*Task to carry out:* Set down every entry again word for word, please, but skip the pictures.
++++++++++
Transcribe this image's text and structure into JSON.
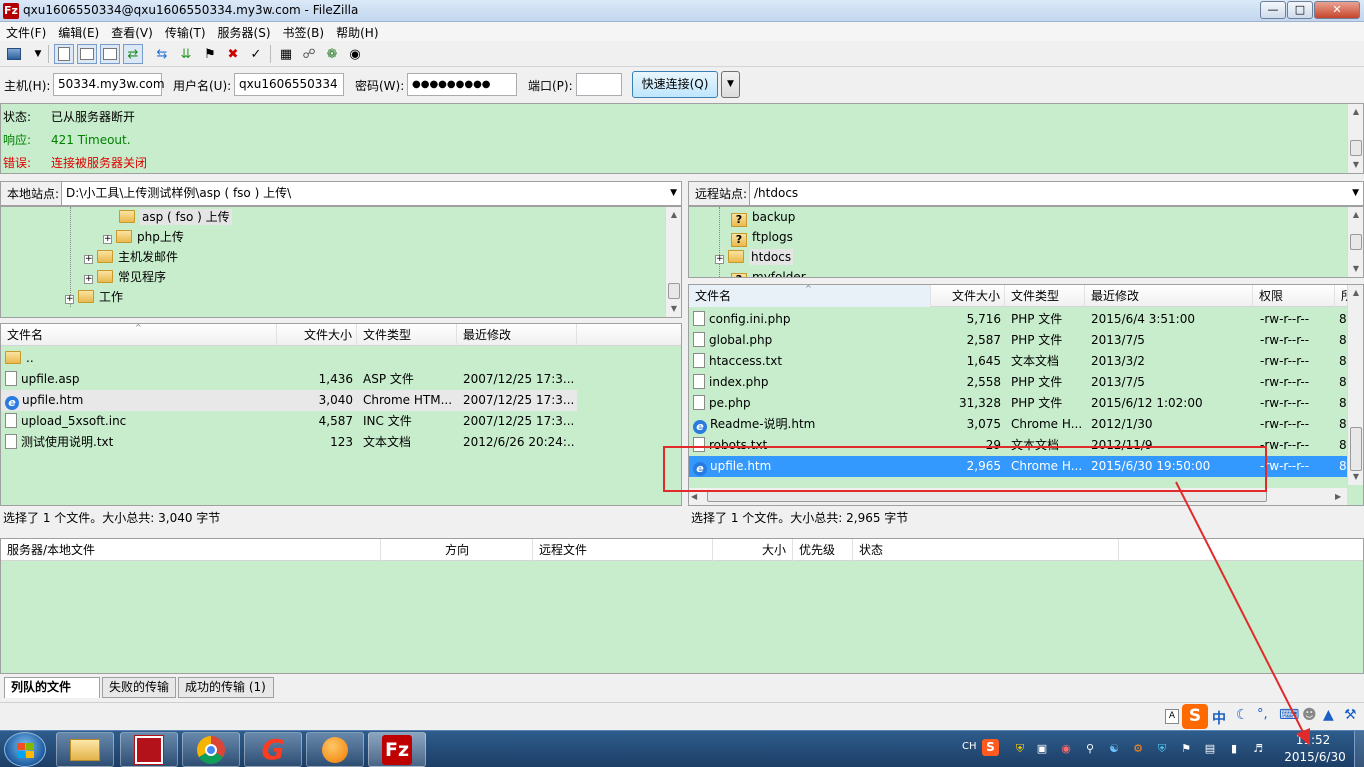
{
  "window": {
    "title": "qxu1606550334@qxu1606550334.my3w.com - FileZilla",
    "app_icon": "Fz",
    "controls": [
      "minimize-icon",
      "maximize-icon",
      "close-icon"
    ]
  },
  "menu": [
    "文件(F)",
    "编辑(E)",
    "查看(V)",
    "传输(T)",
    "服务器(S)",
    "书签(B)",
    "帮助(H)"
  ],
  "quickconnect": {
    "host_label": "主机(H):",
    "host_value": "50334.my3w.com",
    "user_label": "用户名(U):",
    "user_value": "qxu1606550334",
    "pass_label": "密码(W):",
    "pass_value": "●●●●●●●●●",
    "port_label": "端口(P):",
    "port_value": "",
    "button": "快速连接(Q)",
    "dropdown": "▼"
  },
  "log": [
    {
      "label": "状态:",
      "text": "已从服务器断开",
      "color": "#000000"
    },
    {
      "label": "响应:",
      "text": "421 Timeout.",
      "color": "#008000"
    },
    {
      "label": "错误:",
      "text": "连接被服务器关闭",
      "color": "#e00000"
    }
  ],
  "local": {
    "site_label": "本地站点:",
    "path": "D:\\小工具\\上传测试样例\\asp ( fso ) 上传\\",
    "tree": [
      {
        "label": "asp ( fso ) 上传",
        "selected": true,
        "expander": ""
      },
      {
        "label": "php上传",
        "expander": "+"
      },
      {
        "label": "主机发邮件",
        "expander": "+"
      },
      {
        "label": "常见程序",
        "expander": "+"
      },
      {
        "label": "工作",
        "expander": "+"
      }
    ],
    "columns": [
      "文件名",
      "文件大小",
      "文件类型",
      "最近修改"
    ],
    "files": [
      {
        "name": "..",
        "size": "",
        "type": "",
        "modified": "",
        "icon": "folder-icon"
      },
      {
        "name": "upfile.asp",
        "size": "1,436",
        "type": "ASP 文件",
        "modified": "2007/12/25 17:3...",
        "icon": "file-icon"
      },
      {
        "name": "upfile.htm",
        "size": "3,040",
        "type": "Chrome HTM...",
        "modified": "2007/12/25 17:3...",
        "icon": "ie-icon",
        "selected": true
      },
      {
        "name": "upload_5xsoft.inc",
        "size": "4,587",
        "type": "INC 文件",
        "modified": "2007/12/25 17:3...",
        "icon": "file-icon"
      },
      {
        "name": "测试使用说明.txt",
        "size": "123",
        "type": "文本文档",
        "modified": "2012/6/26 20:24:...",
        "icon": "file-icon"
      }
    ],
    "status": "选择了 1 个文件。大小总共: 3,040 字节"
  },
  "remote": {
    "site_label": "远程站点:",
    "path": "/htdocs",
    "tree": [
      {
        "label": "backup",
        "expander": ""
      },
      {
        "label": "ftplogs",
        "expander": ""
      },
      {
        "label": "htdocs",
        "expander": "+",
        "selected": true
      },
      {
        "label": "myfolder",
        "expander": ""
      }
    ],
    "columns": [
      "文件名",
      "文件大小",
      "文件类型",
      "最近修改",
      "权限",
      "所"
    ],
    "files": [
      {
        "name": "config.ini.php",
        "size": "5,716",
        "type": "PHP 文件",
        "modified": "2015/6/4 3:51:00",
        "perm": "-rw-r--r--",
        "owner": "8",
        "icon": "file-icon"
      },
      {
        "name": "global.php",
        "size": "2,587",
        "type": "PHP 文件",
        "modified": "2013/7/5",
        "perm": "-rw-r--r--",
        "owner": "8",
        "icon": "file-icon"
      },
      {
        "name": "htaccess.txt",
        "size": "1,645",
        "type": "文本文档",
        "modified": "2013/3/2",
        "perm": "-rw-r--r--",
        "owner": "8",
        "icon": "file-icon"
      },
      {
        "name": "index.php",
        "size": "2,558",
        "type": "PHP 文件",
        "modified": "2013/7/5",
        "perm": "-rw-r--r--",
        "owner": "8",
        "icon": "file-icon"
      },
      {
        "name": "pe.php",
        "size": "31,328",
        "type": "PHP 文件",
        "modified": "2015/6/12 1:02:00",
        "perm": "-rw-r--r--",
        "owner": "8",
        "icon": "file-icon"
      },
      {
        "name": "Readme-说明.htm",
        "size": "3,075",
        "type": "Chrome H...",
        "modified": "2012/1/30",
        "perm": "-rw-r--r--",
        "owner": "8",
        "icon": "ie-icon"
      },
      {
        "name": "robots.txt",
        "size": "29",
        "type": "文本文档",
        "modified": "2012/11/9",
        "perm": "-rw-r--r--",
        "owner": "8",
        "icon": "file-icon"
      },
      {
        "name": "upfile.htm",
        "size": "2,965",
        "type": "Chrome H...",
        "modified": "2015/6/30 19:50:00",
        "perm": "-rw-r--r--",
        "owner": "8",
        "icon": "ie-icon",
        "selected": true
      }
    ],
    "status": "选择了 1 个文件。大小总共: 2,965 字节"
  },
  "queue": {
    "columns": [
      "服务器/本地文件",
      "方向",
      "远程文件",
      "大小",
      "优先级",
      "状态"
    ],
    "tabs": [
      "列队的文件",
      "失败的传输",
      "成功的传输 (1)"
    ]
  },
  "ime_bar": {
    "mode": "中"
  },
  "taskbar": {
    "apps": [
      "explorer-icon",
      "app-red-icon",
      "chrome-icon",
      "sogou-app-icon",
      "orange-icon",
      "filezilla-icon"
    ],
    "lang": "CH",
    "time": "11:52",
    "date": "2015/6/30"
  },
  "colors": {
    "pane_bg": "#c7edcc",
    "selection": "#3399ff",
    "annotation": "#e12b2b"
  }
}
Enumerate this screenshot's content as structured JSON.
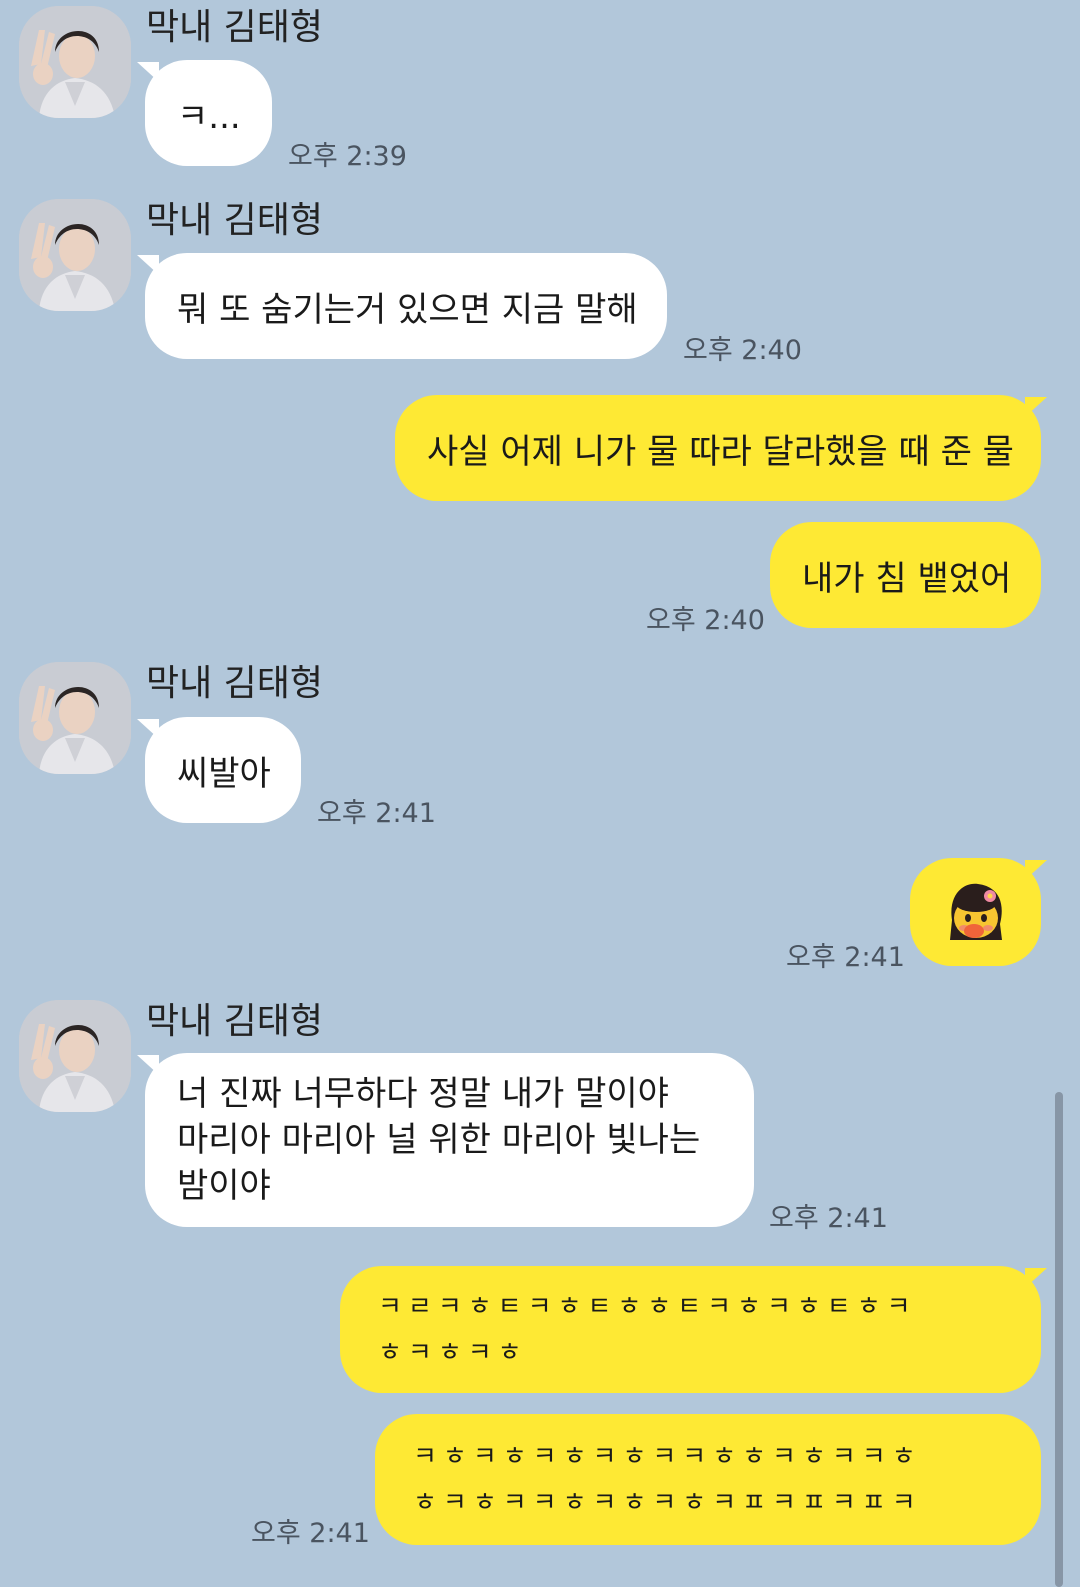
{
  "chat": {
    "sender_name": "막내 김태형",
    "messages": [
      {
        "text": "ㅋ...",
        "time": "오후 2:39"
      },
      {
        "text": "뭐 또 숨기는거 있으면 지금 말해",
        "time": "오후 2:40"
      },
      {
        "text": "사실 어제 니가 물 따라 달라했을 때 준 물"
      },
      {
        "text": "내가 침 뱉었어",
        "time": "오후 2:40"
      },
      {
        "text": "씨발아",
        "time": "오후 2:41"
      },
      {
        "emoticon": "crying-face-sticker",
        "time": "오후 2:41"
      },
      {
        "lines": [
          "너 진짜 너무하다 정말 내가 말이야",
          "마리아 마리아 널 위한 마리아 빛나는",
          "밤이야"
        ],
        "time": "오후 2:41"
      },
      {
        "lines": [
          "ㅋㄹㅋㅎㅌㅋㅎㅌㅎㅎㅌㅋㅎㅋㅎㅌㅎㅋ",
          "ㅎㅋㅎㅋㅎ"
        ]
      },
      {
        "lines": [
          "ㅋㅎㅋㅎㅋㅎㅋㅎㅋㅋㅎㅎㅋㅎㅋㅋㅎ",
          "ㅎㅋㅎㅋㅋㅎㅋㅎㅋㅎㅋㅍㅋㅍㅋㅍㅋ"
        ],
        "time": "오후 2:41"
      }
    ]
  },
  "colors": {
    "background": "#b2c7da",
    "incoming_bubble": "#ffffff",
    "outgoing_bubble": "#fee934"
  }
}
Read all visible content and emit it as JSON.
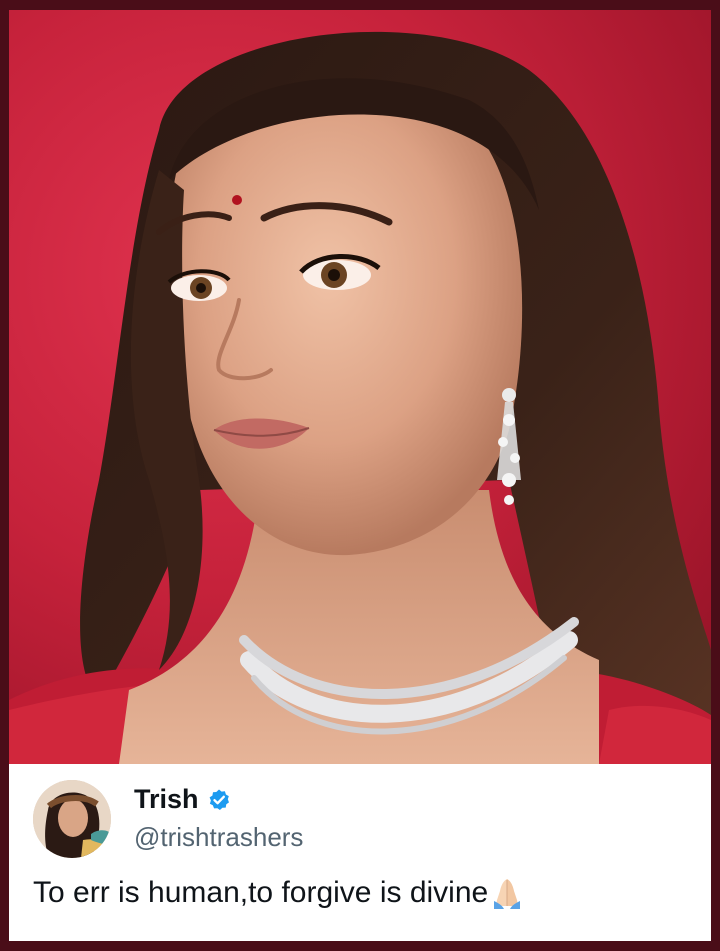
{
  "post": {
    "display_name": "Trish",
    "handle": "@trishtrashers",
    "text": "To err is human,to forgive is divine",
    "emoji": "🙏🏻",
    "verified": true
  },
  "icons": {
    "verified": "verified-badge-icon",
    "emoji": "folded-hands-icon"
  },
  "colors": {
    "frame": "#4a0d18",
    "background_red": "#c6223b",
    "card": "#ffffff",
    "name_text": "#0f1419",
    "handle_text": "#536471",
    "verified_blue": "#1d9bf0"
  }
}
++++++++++
*Solution to this task:*
Transcribe this image's text and structure into JSON.
{
  "window": {
    "title": "qxu1606550334@qxu1606550334.my3w.com - FileZilla",
    "app_icon": "Fz",
    "controls": [
      "minimize-icon",
      "maximize-icon",
      "close-icon"
    ]
  },
  "menu": [
    "文件(F)",
    "编辑(E)",
    "查看(V)",
    "传输(T)",
    "服务器(S)",
    "书签(B)",
    "帮助(H)"
  ],
  "quickconnect": {
    "host_label": "主机(H):",
    "host_value": "50334.my3w.com",
    "user_label": "用户名(U):",
    "user_value": "qxu1606550334",
    "pass_label": "密码(W):",
    "pass_value": "●●●●●●●●●",
    "port_label": "端口(P):",
    "port_value": "",
    "button": "快速连接(Q)",
    "dropdown": "▼"
  },
  "log": [
    {
      "label": "状态:",
      "text": "已从服务器断开",
      "color": "#000000"
    },
    {
      "label": "响应:",
      "text": "421 Timeout.",
      "color": "#008000"
    },
    {
      "label": "错误:",
      "text": "连接被服务器关闭",
      "color": "#e00000"
    }
  ],
  "local": {
    "site_label": "本地站点:",
    "path": "D:\\小工具\\上传测试样例\\asp ( fso ) 上传\\",
    "tree": [
      {
        "label": "asp ( fso ) 上传",
        "selected": true,
        "expander": ""
      },
      {
        "label": "php上传",
        "expander": "+"
      },
      {
        "label": "主机发邮件",
        "expander": "+"
      },
      {
        "label": "常见程序",
        "expander": "+"
      },
      {
        "label": "工作",
        "expander": "+"
      }
    ],
    "columns": [
      "文件名",
      "文件大小",
      "文件类型",
      "最近修改"
    ],
    "files": [
      {
        "name": "..",
        "size": "",
        "type": "",
        "modified": "",
        "icon": "folder-icon"
      },
      {
        "name": "upfile.asp",
        "size": "1,436",
        "type": "ASP 文件",
        "modified": "2007/12/25 17:3...",
        "icon": "file-icon"
      },
      {
        "name": "upfile.htm",
        "size": "3,040",
        "type": "Chrome HTM...",
        "modified": "2007/12/25 17:3...",
        "icon": "ie-icon",
        "selected": true
      },
      {
        "name": "upload_5xsoft.inc",
        "size": "4,587",
        "type": "INC 文件",
        "modified": "2007/12/25 17:3...",
        "icon": "file-icon"
      },
      {
        "name": "测试使用说明.txt",
        "size": "123",
        "type": "文本文档",
        "modified": "2012/6/26 20:24:...",
        "icon": "file-icon"
      }
    ],
    "status": "选择了 1 个文件。大小总共: 3,040 字节"
  },
  "remote": {
    "site_label": "远程站点:",
    "path": "/htdocs",
    "tree": [
      {
        "label": "backup",
        "expander": ""
      },
      {
        "label": "ftplogs",
        "expander": ""
      },
      {
        "label": "htdocs",
        "expander": "+",
        "selected": true
      },
      {
        "label": "myfolder",
        "expander": ""
      }
    ],
    "columns": [
      "文件名",
      "文件大小",
      "文件类型",
      "最近修改",
      "权限",
      "所"
    ],
    "files": [
      {
        "name": "config.ini.php",
        "size": "5,716",
        "type": "PHP 文件",
        "modified": "2015/6/4 3:51:00",
        "perm": "-rw-r--r--",
        "owner": "8",
        "icon": "file-icon"
      },
      {
        "name": "global.php",
        "size": "2,587",
        "type": "PHP 文件",
        "modified": "2013/7/5",
        "perm": "-rw-r--r--",
        "owner": "8",
        "icon": "file-icon"
      },
      {
        "name": "htaccess.txt",
        "size": "1,645",
        "type": "文本文档",
        "modified": "2013/3/2",
        "perm": "-rw-r--r--",
        "owner": "8",
        "icon": "file-icon"
      },
      {
        "name": "index.php",
        "size": "2,558",
        "type": "PHP 文件",
        "modified": "2013/7/5",
        "perm": "-rw-r--r--",
        "owner": "8",
        "icon": "file-icon"
      },
      {
        "name": "pe.php",
        "size": "31,328",
        "type": "PHP 文件",
        "modified": "2015/6/12 1:02:00",
        "perm": "-rw-r--r--",
        "owner": "8",
        "icon": "file-icon"
      },
      {
        "name": "Readme-说明.htm",
        "size": "3,075",
        "type": "Chrome H...",
        "modified": "2012/1/30",
        "perm": "-rw-r--r--",
        "owner": "8",
        "icon": "ie-icon"
      },
      {
        "name": "robots.txt",
        "size": "29",
        "type": "文本文档",
        "modified": "2012/11/9",
        "perm": "-rw-r--r--",
        "owner": "8",
        "icon": "file-icon"
      },
      {
        "name": "upfile.htm",
        "size": "2,965",
        "type": "Chrome H...",
        "modified": "2015/6/30 19:50:00",
        "perm": "-rw-r--r--",
        "owner": "8",
        "icon": "ie-icon",
        "selected": true
      }
    ],
    "status": "选择了 1 个文件。大小总共: 2,965 字节"
  },
  "queue": {
    "columns": [
      "服务器/本地文件",
      "方向",
      "远程文件",
      "大小",
      "优先级",
      "状态"
    ],
    "tabs": [
      "列队的文件",
      "失败的传输",
      "成功的传输 (1)"
    ]
  },
  "ime_bar": {
    "mode": "中"
  },
  "taskbar": {
    "apps": [
      "explorer-icon",
      "app-red-icon",
      "chrome-icon",
      "sogou-app-icon",
      "orange-icon",
      "filezilla-icon"
    ],
    "lang": "CH",
    "time": "11:52",
    "date": "2015/6/30"
  },
  "colors": {
    "pane_bg": "#c7edcc",
    "selection": "#3399ff",
    "annotation": "#e12b2b"
  }
}
Enumerate this screenshot's content as structured JSON.
{
  "chat": {
    "sender_name": "막내 김태형",
    "messages": [
      {
        "text": "ㅋ...",
        "time": "오후 2:39"
      },
      {
        "text": "뭐 또 숨기는거 있으면 지금 말해",
        "time": "오후 2:40"
      },
      {
        "text": "사실 어제 니가 물 따라 달라했을 때 준 물"
      },
      {
        "text": "내가 침 뱉었어",
        "time": "오후 2:40"
      },
      {
        "text": "씨발아",
        "time": "오후 2:41"
      },
      {
        "emoticon": "crying-face-sticker",
        "time": "오후 2:41"
      },
      {
        "lines": [
          "너 진짜 너무하다 정말 내가 말이야",
          "마리아 마리아 널 위한 마리아 빛나는",
          "밤이야"
        ],
        "time": "오후 2:41"
      },
      {
        "lines": [
          "ㅋㄹㅋㅎㅌㅋㅎㅌㅎㅎㅌㅋㅎㅋㅎㅌㅎㅋ",
          "ㅎㅋㅎㅋㅎ"
        ]
      },
      {
        "lines": [
          "ㅋㅎㅋㅎㅋㅎㅋㅎㅋㅋㅎㅎㅋㅎㅋㅋㅎ",
          "ㅎㅋㅎㅋㅋㅎㅋㅎㅋㅎㅋㅍㅋㅍㅋㅍㅋ"
        ],
        "time": "오후 2:41"
      }
    ]
  },
  "colors": {
    "background": "#b2c7da",
    "incoming_bubble": "#ffffff",
    "outgoing_bubble": "#fee934"
  }
}
Read all visible content and emit it as JSON.
{
  "post": {
    "display_name": "Trish",
    "handle": "@trishtrashers",
    "text": "To err is human,to forgive is divine",
    "emoji": "🙏🏻",
    "verified": true
  },
  "icons": {
    "verified": "verified-badge-icon",
    "emoji": "folded-hands-icon"
  },
  "colors": {
    "frame": "#4a0d18",
    "background_red": "#c6223b",
    "card": "#ffffff",
    "name_text": "#0f1419",
    "handle_text": "#536471",
    "verified_blue": "#1d9bf0"
  }
}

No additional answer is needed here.